Washington’s temperate climate means that people can be a bit more casual about their transportation choices. Without the harsh winters experienced in places like the East Coast and the Northern Midwest, Washington often offers a comfortable climate for those who want to bike or walk.
Pedestrians get exercise in addition to reducing how much it costs for them to travel around their communities. Unfortunately, the trade-off is the increased risk of sustaining injury in a crash. Pedestrian crashes are among the worst collisions that occur, as the human body never wins a fight with a motor vehicle. Thankfully, there is one very important fact about pedestrian crashes that could help those who regularly walk, jog or run in Washington protect themselves on the roads. Those who are unwilling to take this fact for granted can better protect themselves from the risk of being plowed into by a motor vehicle.
Drivers don’t always see pedestrians
After a tragic pedestrian crash, the person in the motor vehicle who caused the wreck will probably try to explain why they aren’t really at fault for the crash. One of the most common excuses that people give for hitting a pedestrian is that they didn’t see the person in the road ahead of them.
Psychological research actually supports that claim. The phenomenon that researchers call inattentional blindness is a result of how demanding driving a vehicle is on the human brain. A person’s brain will have to sort through huge amounts of visual information in traffic, and the priority is typically on anything that seems safety critical.
Bigger vehicles or an immovable obstacle ahead would draw someone’s immediate attention. Pedestrians, cyclists and even motorcycles are small enough that the brain dismisses them as not being a threat. Unless drivers actively look for and think about pedestrians and smaller vehicles, they can cause a crash even though they looked right at the pedestrian before moving through an intersection.
How does this information help pedestrians?
Knowing that a driver will have a questionable excuse after a crash is likely not very comforting to those who are at risk of being hurt by motor vehicles in traffic. However, understanding why drivers hit pedestrians can actually help someone keep themselves safe in traffic.
Pedestrians that treat every driver as though they haven’t noticed them are less likely to step out in front of a vehicle that won’t be able to stop in time. Individuals may also want to review their personal car insurance, as certain kinds of coverage can help supplement the compensation a pedestrian will get after a crash.
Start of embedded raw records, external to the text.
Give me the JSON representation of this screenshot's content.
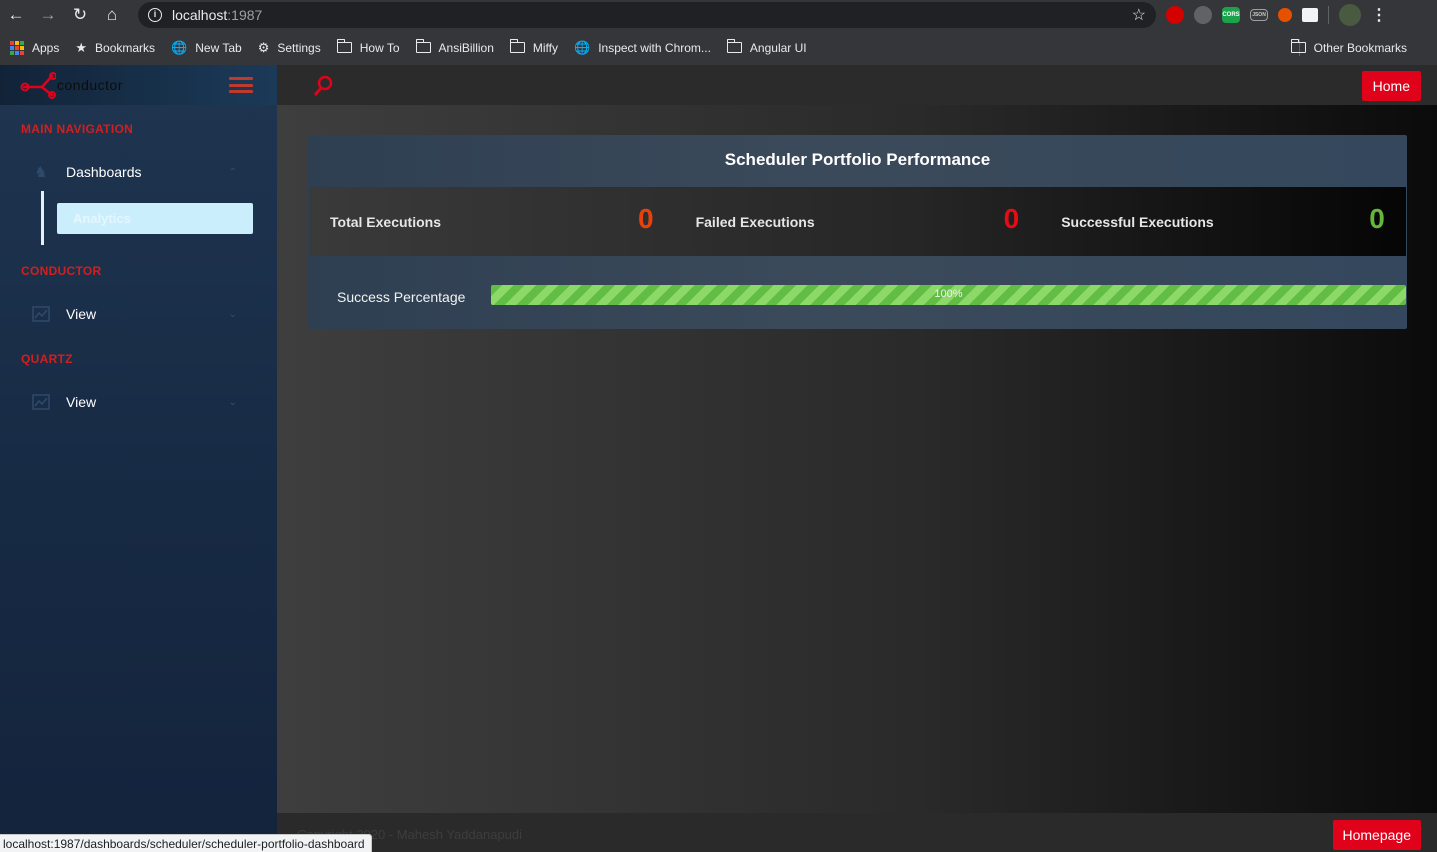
{
  "browser": {
    "url_host": "localhost",
    "url_port": ":1987",
    "bookmarks": [
      {
        "label": "Apps"
      },
      {
        "label": "Bookmarks"
      },
      {
        "label": "New Tab"
      },
      {
        "label": "Settings"
      },
      {
        "label": "How To"
      },
      {
        "label": "AnsiBillion"
      },
      {
        "label": "Miffy"
      },
      {
        "label": "Inspect with Chrom..."
      },
      {
        "label": "Angular UI"
      }
    ],
    "other_bookmarks": "Other Bookmarks",
    "extensions": [
      "stop-extension-icon",
      "chat-extension-icon",
      "cors-extension-icon",
      "json-extension-icon",
      "fox-extension-icon",
      "window-extension-icon"
    ],
    "ext_cors_text": "CORS",
    "ext_json_text": "JSON",
    "status_url": "localhost:1987/dashboards/scheduler/scheduler-portfolio-dashboard"
  },
  "app": {
    "logo_text": "conductor",
    "brand_color": "#e0021b",
    "sidebar": {
      "sections": [
        {
          "header": "MAIN NAVIGATION",
          "item": "Dashboards",
          "sub_item": "Analytics"
        },
        {
          "header": "CONDUCTOR",
          "item": "View"
        },
        {
          "header": "QUARTZ",
          "item": "View"
        }
      ]
    },
    "topbar": {
      "home_label": "Home"
    },
    "dashboard": {
      "title": "Scheduler Portfolio Performance",
      "stats": [
        {
          "label": "Total Executions",
          "value": "0",
          "color": "#e8410c"
        },
        {
          "label": "Failed Executions",
          "value": "0",
          "color": "#e60b14"
        },
        {
          "label": "Successful Executions",
          "value": "0",
          "color": "#63b83b"
        }
      ],
      "progress": {
        "label": "Success Percentage",
        "value": 1.0,
        "text": "100%"
      }
    },
    "footer": {
      "text": "Copyright 2020 - Mahesh Yaddanapudi",
      "homepage_label": "Homepage"
    }
  }
}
Learning more about the causes of pedestrian collisions can benefit those who try to stay safe on public roads. This understanding can also be useful in the event of a collision, as it will allow victims to ask informed questions when they are seeking legal guidance.